That’s when the fun began. People were genuinely surprised and excited to see what DockerSlim could do, and the judges apparently saw the value in the idea too, because DockerSlim won 1st place for the Seattle Global Hack Day and took 2nd place in the global “plumbing” category.
The Birth of Open Source DockerSlim
The publicity that DockerSlim received as a result of winning the Global Hack Day competition exposed the project to a broader audience. That’s how the seeds were sown for the open source community that uses and supports DockerSlim today. It didn’t happen overnight. Instead, it was a gradual process as a grassroots community emerged and grew, nourished by word-of-mouth referrals.
At first, a few people reached out and started using DockerSlim, and they shared their experiences and their particular applications. Some of those people talked about the project at Docker community events, and eventually DockerSlim was mentioned in a Docker blog post and on Twitter. As more people used DockerSlim, users became contributors, expanding DockerSlim’s features and functions as they adapted it to meet their needs. One contributor, for instance, wanted to use DockerSlim on ARM 64, so he contributed the support for that functionality, which is now available to everyone.
DockerSlim, in fact, is a great example of why and how open source software works. People and organizations feel more comfortable adopting open source solutions because you know that if something needs to be fixed or improved, you or the community can make it happen. With proprietary solutions, you have to rely on the vendor to prioritize the change you want made. With open source, you own your own tool, whereas with commercial, closed source software, you’re at the vendor’s mercy. The open source approach is something we wanted for DockerSlim from the beginning. We knew we were on the right track, but the project was in its early phases and could benefit from adoption and contributions. The open source approach has been ideal for DockerSlim.
Hey, There’s a Business Here!
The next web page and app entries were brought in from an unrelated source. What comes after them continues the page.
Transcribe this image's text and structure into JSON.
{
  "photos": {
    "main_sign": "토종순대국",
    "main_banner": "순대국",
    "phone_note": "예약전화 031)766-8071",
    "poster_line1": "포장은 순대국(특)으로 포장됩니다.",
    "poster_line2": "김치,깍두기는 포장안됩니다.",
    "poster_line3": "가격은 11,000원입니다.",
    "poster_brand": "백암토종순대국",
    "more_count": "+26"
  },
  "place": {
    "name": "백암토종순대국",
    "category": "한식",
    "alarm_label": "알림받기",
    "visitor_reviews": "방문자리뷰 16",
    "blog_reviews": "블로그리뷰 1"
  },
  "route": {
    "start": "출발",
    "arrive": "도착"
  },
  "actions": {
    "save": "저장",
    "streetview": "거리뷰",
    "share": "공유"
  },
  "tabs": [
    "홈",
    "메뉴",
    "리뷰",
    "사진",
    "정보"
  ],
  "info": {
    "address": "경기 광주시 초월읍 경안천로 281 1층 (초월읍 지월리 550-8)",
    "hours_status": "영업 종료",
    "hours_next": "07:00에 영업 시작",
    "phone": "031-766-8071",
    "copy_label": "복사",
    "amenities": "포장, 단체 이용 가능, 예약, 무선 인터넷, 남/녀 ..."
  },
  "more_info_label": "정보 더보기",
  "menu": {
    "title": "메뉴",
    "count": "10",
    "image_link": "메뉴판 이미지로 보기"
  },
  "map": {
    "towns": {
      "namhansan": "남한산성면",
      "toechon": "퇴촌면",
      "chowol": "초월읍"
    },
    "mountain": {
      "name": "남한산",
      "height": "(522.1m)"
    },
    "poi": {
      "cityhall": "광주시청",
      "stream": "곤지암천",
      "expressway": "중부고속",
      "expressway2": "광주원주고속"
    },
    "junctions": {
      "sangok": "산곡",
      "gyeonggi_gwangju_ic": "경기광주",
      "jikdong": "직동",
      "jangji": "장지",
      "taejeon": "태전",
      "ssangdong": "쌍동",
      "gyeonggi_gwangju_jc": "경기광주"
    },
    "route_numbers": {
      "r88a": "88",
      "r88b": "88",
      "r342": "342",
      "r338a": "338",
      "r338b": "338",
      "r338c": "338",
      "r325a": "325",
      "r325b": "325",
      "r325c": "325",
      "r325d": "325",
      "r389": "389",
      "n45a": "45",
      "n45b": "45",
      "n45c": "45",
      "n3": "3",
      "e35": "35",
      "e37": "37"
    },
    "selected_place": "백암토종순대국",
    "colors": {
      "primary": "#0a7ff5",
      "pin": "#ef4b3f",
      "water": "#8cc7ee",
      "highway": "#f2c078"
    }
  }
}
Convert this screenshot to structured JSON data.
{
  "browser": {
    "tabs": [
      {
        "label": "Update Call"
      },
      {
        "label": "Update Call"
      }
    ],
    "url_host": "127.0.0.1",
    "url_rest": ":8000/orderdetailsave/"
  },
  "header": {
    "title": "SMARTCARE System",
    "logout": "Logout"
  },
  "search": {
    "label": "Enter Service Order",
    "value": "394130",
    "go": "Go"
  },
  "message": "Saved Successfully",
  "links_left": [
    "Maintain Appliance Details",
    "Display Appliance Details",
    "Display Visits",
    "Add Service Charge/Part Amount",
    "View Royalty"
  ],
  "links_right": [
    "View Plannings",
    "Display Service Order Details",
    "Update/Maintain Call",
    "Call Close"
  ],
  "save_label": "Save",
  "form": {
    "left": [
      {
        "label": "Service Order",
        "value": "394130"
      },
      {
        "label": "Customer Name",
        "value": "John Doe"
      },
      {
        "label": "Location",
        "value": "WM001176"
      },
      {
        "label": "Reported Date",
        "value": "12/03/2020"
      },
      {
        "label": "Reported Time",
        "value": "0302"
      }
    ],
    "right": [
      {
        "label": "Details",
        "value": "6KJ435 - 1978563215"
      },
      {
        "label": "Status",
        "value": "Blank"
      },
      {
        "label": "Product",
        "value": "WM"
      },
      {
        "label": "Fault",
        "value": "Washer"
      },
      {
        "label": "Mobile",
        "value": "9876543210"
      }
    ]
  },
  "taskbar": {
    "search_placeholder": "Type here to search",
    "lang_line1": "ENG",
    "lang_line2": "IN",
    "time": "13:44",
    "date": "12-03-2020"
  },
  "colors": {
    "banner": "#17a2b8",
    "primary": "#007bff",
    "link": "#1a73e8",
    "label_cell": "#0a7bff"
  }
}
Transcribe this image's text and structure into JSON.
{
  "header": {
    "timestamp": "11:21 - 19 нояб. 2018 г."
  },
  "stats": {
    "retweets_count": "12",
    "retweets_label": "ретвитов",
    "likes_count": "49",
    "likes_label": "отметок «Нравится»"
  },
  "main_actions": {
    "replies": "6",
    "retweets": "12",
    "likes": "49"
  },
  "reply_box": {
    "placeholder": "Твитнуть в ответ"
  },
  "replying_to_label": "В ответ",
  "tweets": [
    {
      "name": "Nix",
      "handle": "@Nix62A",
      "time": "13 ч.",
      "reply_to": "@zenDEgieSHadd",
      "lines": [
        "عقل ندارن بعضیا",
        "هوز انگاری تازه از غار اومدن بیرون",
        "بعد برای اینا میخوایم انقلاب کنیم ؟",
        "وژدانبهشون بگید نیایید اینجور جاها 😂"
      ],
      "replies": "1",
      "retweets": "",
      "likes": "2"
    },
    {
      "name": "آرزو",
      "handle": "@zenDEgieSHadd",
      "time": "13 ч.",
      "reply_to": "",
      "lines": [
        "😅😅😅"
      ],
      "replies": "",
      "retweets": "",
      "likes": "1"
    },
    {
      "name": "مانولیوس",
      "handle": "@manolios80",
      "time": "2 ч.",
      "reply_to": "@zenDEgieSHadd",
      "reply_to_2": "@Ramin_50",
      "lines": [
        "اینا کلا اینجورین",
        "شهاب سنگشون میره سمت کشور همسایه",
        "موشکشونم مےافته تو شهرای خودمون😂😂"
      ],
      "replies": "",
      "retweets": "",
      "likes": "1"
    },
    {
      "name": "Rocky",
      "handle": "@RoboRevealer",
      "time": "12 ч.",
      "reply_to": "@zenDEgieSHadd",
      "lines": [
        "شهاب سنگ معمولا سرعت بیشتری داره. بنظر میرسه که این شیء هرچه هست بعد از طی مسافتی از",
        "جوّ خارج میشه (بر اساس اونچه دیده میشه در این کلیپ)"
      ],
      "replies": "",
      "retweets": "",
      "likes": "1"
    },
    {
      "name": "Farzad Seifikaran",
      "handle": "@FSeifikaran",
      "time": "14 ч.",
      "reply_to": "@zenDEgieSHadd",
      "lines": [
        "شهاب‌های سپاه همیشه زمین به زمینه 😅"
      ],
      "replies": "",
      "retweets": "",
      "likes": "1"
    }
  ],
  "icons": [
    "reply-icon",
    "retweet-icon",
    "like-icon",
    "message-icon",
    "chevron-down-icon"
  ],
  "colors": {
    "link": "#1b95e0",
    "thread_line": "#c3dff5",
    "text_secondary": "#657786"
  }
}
Around 2019, DockerSlim (now SlimToolkit) was gaining momentum, maturing as a solution, and developing a significant following among early adopters, and not just for one segment of users.
That’s a rarity: you usually make one segment happy with a solution, and the other segments and stakeholders don’t see the value or find it is at cross purposes with their own objectives; this creates internal friction and makes the path to widespread adoption more challenging. Fortunately, DockerSlim made a lot of stakeholders happy, including those who cared about developer experience, compliance, security, and budget. I also began to receive numerous requests for additional features and functionality, including interest in a more end-to-end experience.
Over a period of many months, I had conversations with John Amaral, whom I’d known for years, in addition to CloudLock founders (now of FXP Ventures) Gil Zimmermann, Ron Zalkind, and Tsahy Shapsa, and those who would become our early partners and employees. That year was filled with demos, white board sessions, and countless discussions about what developers want and need from containers as we mapped out the phases of product development and put the pieces in place to launch the company.
Slim.AI was born in 2020 on the premise that true software security comes from within. Our vision for developer-driven security is to empower developers to employ container best practices to deliver not only more efficient and performant software but more secure software as well. I invite you to follow our journey by signing in (for free) on the Slim SaaS platform and giving us feedback on what we can do better to help you.